EXERCISE OBJECTIVE: Check each line of the data below for the word "placeholder", then extract the ones that have it.

=-=-=-=-=

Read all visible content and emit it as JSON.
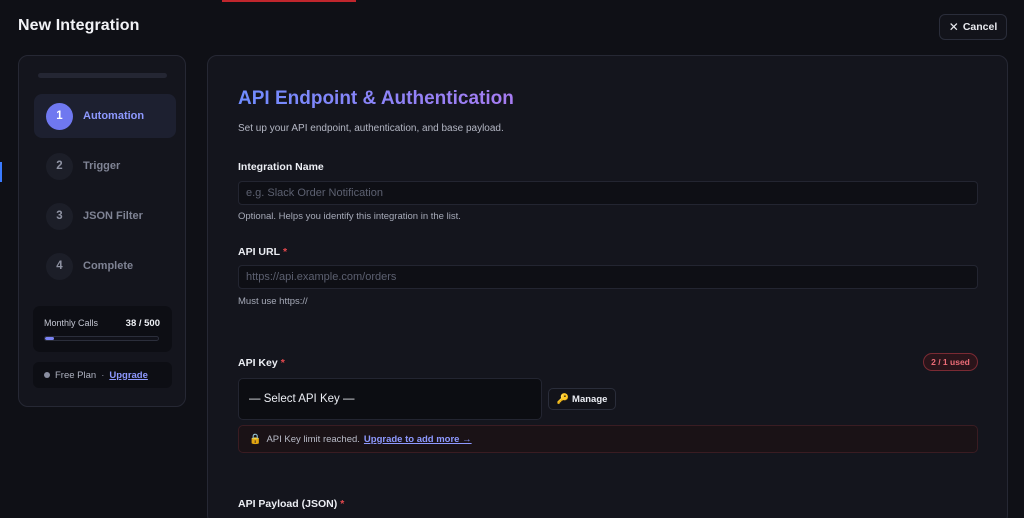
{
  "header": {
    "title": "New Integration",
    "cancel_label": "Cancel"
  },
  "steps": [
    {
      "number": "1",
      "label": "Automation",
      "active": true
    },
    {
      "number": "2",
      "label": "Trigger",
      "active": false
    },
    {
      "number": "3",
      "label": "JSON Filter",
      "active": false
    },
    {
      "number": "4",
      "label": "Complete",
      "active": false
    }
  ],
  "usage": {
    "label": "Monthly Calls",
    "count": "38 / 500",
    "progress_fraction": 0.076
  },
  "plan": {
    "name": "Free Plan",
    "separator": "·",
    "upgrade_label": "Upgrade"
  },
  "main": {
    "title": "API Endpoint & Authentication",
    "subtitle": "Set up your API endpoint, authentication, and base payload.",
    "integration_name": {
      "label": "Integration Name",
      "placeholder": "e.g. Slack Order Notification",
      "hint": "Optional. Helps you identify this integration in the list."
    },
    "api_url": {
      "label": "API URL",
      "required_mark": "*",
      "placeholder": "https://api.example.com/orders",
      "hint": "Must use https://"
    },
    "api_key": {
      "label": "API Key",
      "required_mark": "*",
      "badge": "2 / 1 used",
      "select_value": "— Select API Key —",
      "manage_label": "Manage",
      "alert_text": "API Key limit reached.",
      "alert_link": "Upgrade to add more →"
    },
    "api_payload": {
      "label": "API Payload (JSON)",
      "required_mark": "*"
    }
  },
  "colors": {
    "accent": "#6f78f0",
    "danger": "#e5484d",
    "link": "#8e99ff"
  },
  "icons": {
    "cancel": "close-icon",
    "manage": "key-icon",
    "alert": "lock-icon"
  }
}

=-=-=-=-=

RESULT OF THE TASK:
      "placeholder": "e.g. Slack Order Notification",
      "placeholder": "https://api.example.com/orders",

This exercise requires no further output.